Virtual Think Tank

By blending human ingenuity with nature’s innate capabilities, individuals and groups are finding solutions to local environmental, conservation, and development challenges. How can these ideas be applied to your community or others around the world? Reflect and share your thoughts, and return to this page often as we will be adding new resources on a regular basis.


Tuning in to Local Voices

Young people use film to document locals’ responses to dwindling water supplies. Members of the Mogath, a semi-nomadic community in northeastern Uganda, convene to define the problem and hammer out solutions. Source: IUCN.

Much Buzz about Berlin’s Bees

Bees’ graphic black and yellow markings make them easy to spot, but in recent years it has become harder to see these busy workers as whole populations collapse.

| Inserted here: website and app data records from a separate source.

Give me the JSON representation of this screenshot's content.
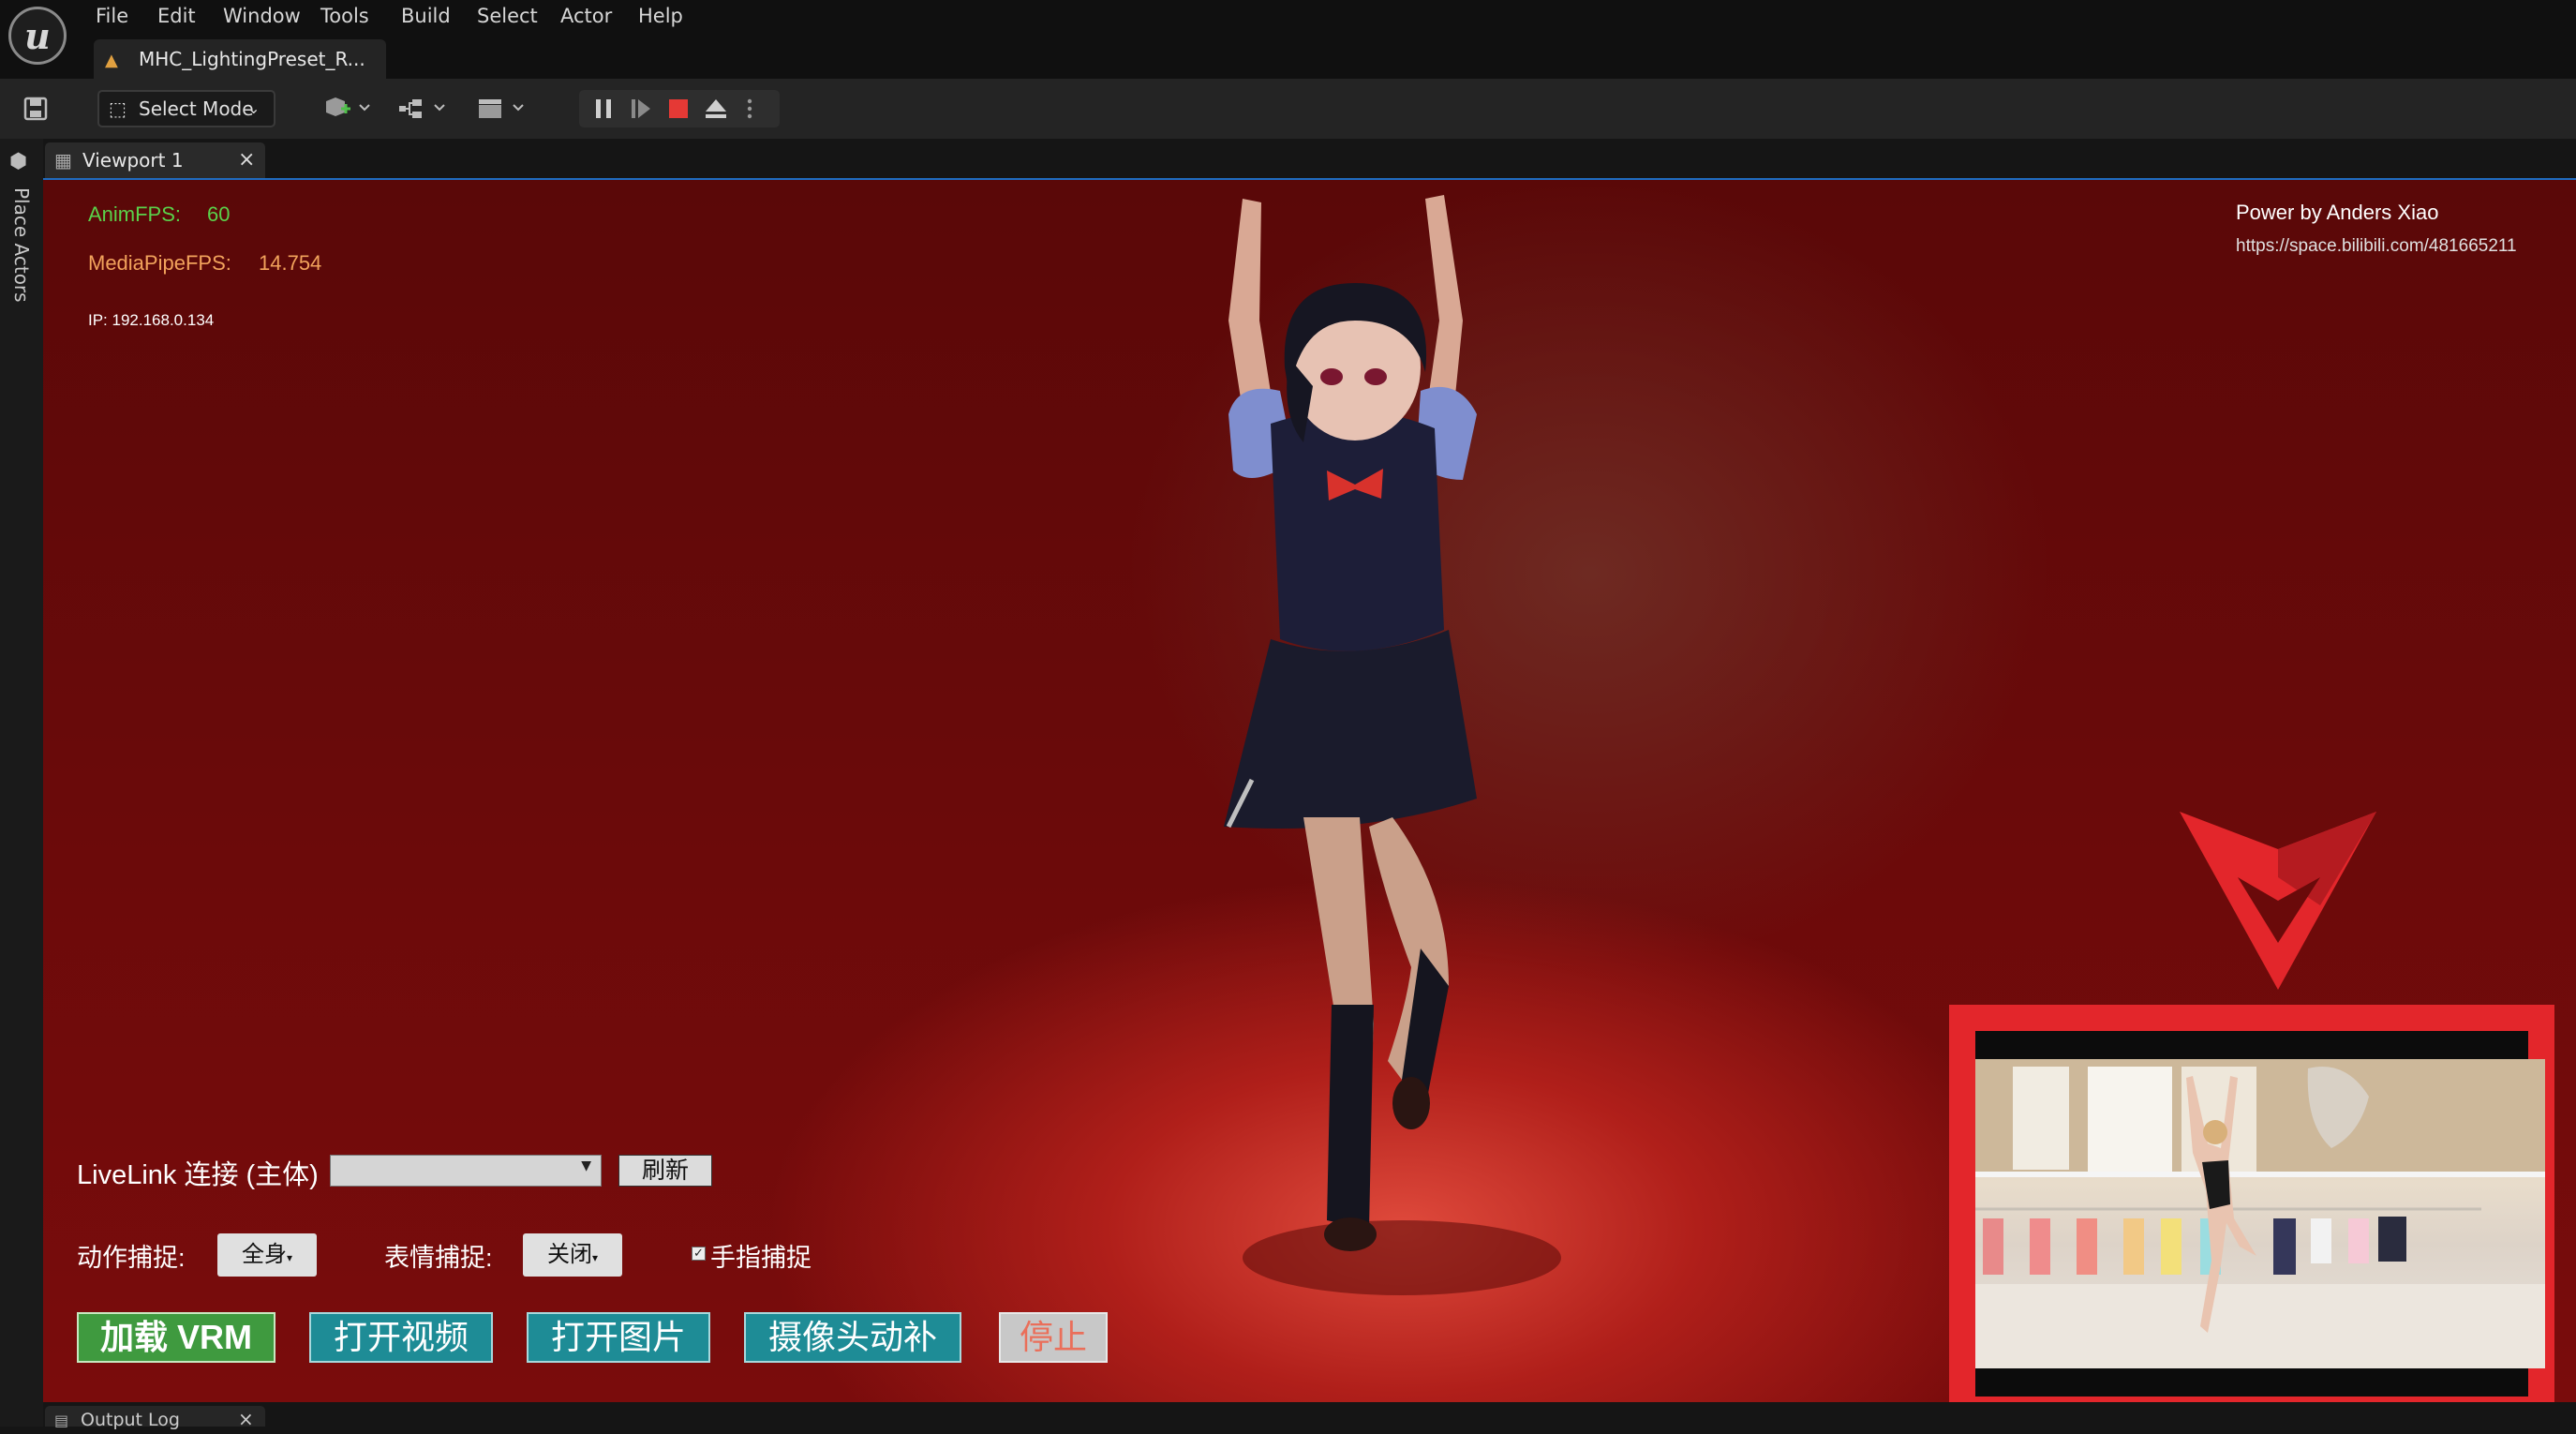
{
  "menu": {
    "logo_glyph": "u",
    "items": [
      "File",
      "Edit",
      "Window",
      "Tools",
      "Build",
      "Select",
      "Actor",
      "Help"
    ]
  },
  "document_tab": {
    "label": "MHC_LightingPreset_R..."
  },
  "toolbar": {
    "select_mode_label": "Select Mode"
  },
  "left_panel": {
    "place_actors_label": "Place Actors"
  },
  "viewport_tab": {
    "label": "Viewport 1",
    "close": "×"
  },
  "hud": {
    "anim_fps_label": "AnimFPS:",
    "anim_fps_value": "60",
    "mediapipe_fps_label": "MediaPipeFPS:",
    "mediapipe_fps_value": "14.754",
    "ip": "IP: 192.168.0.134",
    "credit": "Power by Anders Xiao",
    "credit_url": "https://space.bilibili.com/481665211"
  },
  "controls": {
    "livelink_label": "LiveLink 连接 (主体)",
    "livelink_value": "",
    "refresh_label": "刷新",
    "motion_label": "动作捕捉:",
    "motion_value": "全身",
    "face_label": "表情捕捉:",
    "face_value": "关闭",
    "finger_label": "手指捕捉",
    "finger_checked": true,
    "load_vrm_label": "加载 VRM",
    "open_video_label": "打开视频",
    "open_image_label": "打开图片",
    "camera_label": "摄像头动补",
    "stop_label": "停止"
  },
  "output_log": {
    "label": "Output Log",
    "close": "×"
  },
  "colors": {
    "accent_red": "#e3262b",
    "anim_fps": "#5ad14a",
    "mediapipe_fps": "#f2a35c",
    "vrm_button": "#3f9a3f",
    "teal_button": "#1e8c96",
    "stop_text": "#ea6f5a"
  }
}
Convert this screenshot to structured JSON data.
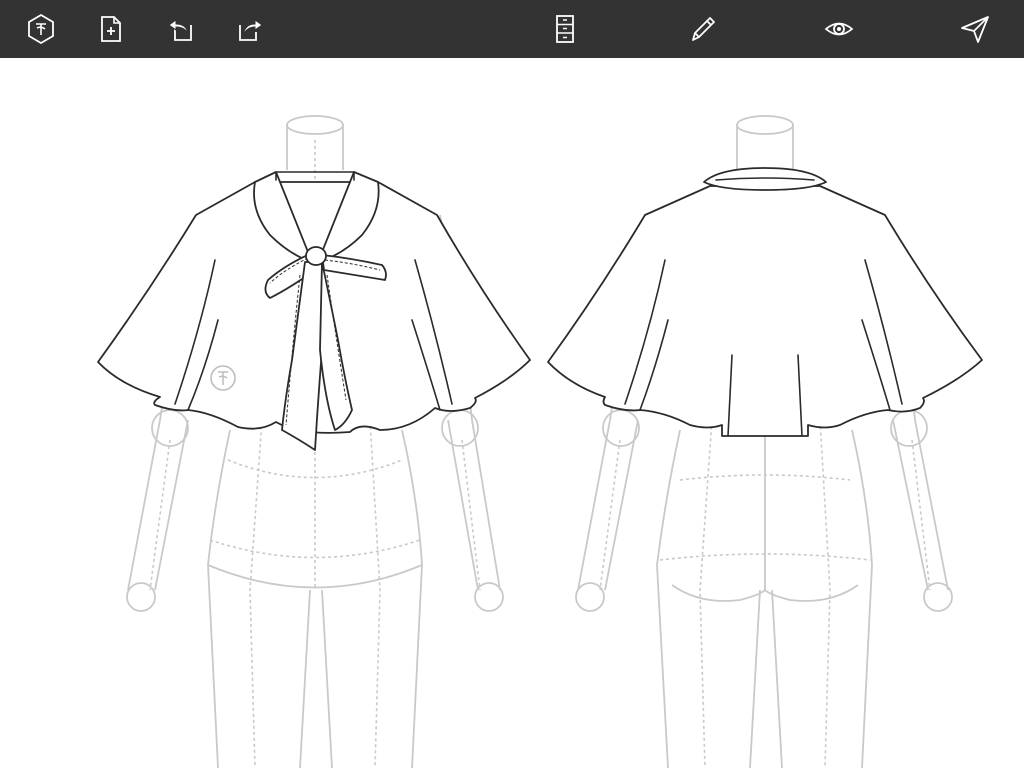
{
  "toolbar": {
    "buttons": [
      {
        "name": "logo-button",
        "icon": "hexagon-logo-icon"
      },
      {
        "name": "new-document-button",
        "icon": "new-document-icon"
      },
      {
        "name": "undo-button",
        "icon": "undo-icon"
      },
      {
        "name": "redo-button",
        "icon": "redo-icon"
      },
      {
        "name": "library-button",
        "icon": "drawers-icon"
      },
      {
        "name": "edit-button",
        "icon": "pencil-icon"
      },
      {
        "name": "preview-button",
        "icon": "eye-icon"
      },
      {
        "name": "share-button",
        "icon": "send-icon"
      }
    ]
  },
  "canvas": {
    "views": [
      "front",
      "back"
    ],
    "garment": "cape-blouse-with-pussy-bow"
  },
  "colors": {
    "toolbar_bg": "#333333",
    "icon": "#ffffff",
    "croquis": "#c9c9c9",
    "garment_stroke": "#2b2b2b"
  }
}
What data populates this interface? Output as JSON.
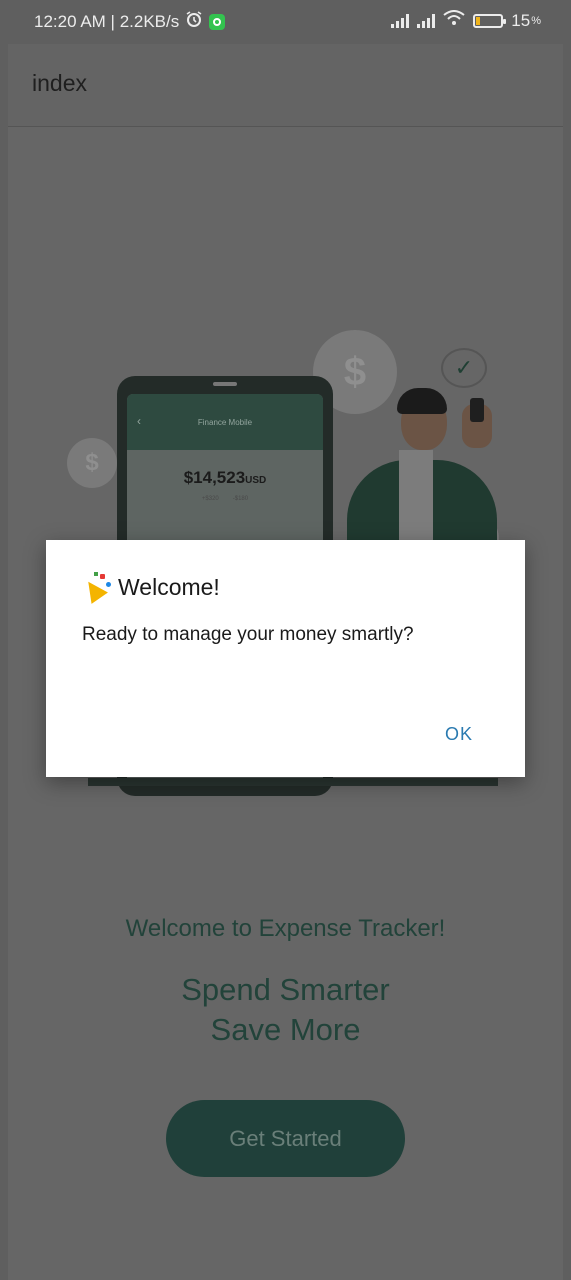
{
  "status_bar": {
    "time_speed": "12:20 AM | 2.2KB/s",
    "battery_percent": "15",
    "battery_level": 0.15,
    "icons": [
      "alarm-icon",
      "whatsapp-icon",
      "signal-icon",
      "signal-icon",
      "wifi-icon",
      "battery-icon"
    ]
  },
  "app_bar": {
    "title": "index"
  },
  "illustration": {
    "phone_screen_title": "Finance Mobile",
    "balance_amount": "$14,523",
    "balance_currency": "USD",
    "income": "+$320",
    "expense": "-$180"
  },
  "dialog": {
    "title": "Welcome!",
    "message": "Ready to manage your money smartly?",
    "ok_label": "OK"
  },
  "main": {
    "welcome_text": "Welcome to Expense Tracker!",
    "tagline_line1": "Spend Smarter",
    "tagline_line2": "Save More",
    "cta_label": "Get Started"
  },
  "colors": {
    "overlay": "#5f5f5f",
    "brand_dark": "#20403a",
    "dialog_button": "#2a7ab0"
  }
}
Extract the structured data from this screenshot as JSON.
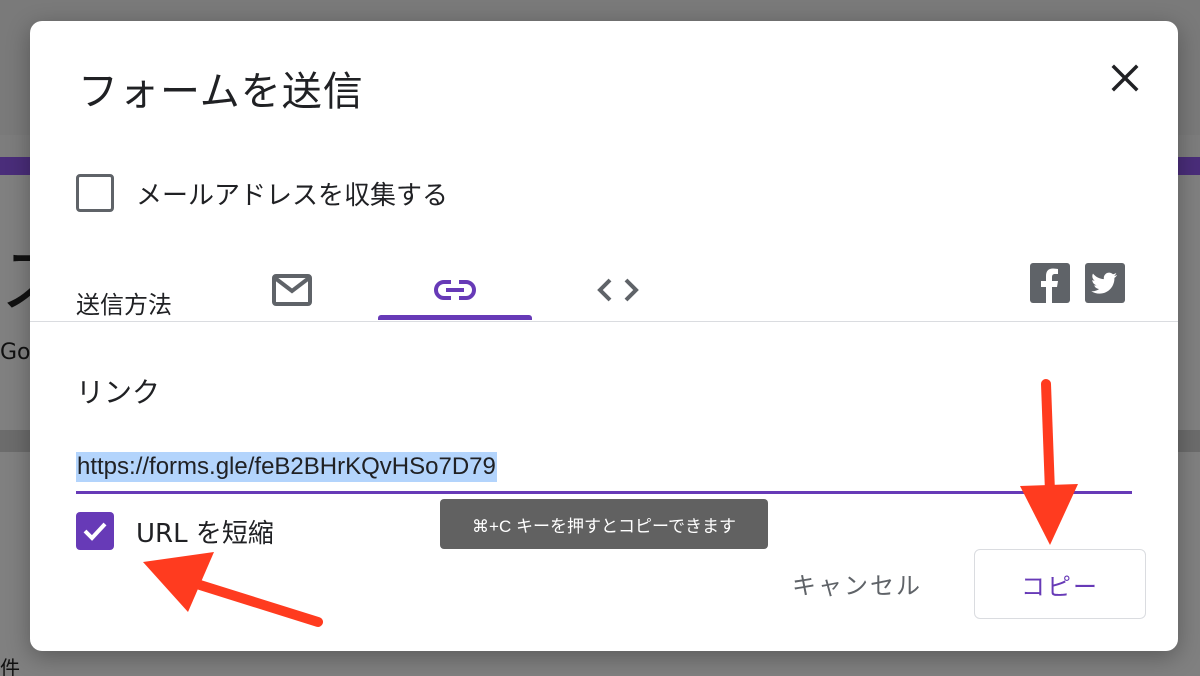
{
  "background": {
    "glyph_left": "ス",
    "text_left": "Goo",
    "text_bottom": "件"
  },
  "dialog": {
    "title": "フォームを送信",
    "close_icon": "close-icon"
  },
  "collect_email": {
    "label": "メールアドレスを収集する",
    "checked": false
  },
  "send_method": {
    "label": "送信方法",
    "tabs": [
      {
        "icon": "email-icon",
        "selected": false
      },
      {
        "icon": "link-icon",
        "selected": true
      },
      {
        "icon": "embed-code-icon",
        "selected": false
      }
    ],
    "social": [
      "facebook-icon",
      "twitter-icon"
    ]
  },
  "link_section": {
    "label": "リンク",
    "url": "https://forms.gle/feB2BHrKQvHSo7D79",
    "shorten_label": "URL を短縮",
    "shorten_checked": true
  },
  "tooltip": {
    "text": "⌘+C キーを押すとコピーできます"
  },
  "actions": {
    "cancel_label": "キャンセル",
    "copy_label": "コピー"
  },
  "colors": {
    "accent": "#673ab7",
    "annotation_arrow": "#ff3b1f"
  }
}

Two Berliners devised a creative way to increase the visibility of these insects and their essential role in the ecosystem. Source: Deutsche Welle.

Women Hold a Central Place in Land Restoration

When it comes to managing land and resources, women have an equal stake and can play a pivotal role. Encouraging female voices, knowledge, and participation is crucial when protecting local environments. Source: IUCN.

Stop the Burning

As the “Lungs of World,” rainforests are vital to human prosperity, health, and survival. We know how to halt deforestation, but do we have the wisdom to forego immediate gratification for long-term gains? Source: IUCN.

Recycling in Bali

Hindu residents of Bali, Indonesia, believe in a unity of gods, humans, and nature. On this beautiful island, however, nature is marred by trash. Locals are finding that the best way to restore harmony is by thinking small. Source: Deutsche Welle.

Riding Waves, Young People Tune in to Nature’s Rhythm

“Call someplace paradise and kiss it good-bye,” laments Kepa, an educator and cultural expert on the Hawaiian island of Maui. To teach young residents and visitors about the Hawaiian concept of Kuleana, a mix of privilege and responsibility, he launches them on a marine adventure. Source: BBC Earth.

The Miracle of Trees

“We humans, no matter how intelligent we are, no matter how capable we are, with all our technologies, we are helpless in the face of climate change,” asserts Professor Legessa Negash. Luckily, he also explains that where human enterprise falters, trees, shrubs, and grasses can prevail. Source: IUCN.


Sharing the Mekong 

The Mekong is the economic and cultural artery of Southeast Asia. When upstream dams block the flow of water, however, the consequences, along with anger and fear, ripple far downstream and bring division among peoples worried about their welfare. Source: IUCN.

Lands of Hope: Nature-based Solutions to Land Degradation

Communities that suffer from land degradation are restoring health to local environments in surprising ways. Instead of adapting with technology and innovation, they are reviving ancient and sustainable traditions. Source: IUCN.

Farming the London Way

Ashley Lydiate is growing crops in the most unlikely of spaces: the city. A resident of London and proponent of vertical farming, he wants to knit the practice of farming into the lives and homes of urban-dwellers. Source: Deutsche Welle.

Thinking Outside the Box on Human Wildlife Conflict

When farmland in Africa expanded into the wilds to feed growing human populations, crops were trampled by elephants and farm animals fell prey to lions and cheetahs. A little human ingenuity enlisted bees and dogs to negotiate peace. Source: Deutsche Welle.

Combatting the Scourge of Wildlife Trafficking

It’s big business, but deadly for animals and harmful to us all. Wildlife trafficking, killing protected species of fish, animals, or plants and selling their coveted remains on the black market, is a global crime. The practice is driving numerous species to extinction and disrupting ecosystems. Source: IUCN.

Why the World Can’t Afford to Waste its Waste

As the world’s population swells and individuals buy more goods, garbage is becoming a monstrous problem. Landfills overflow with trash, but also harbor riches, such as copper and gold. Gleaning these valuable materials can give limited resources a second life and cut the volume of waste. Source: Deutsche Welle.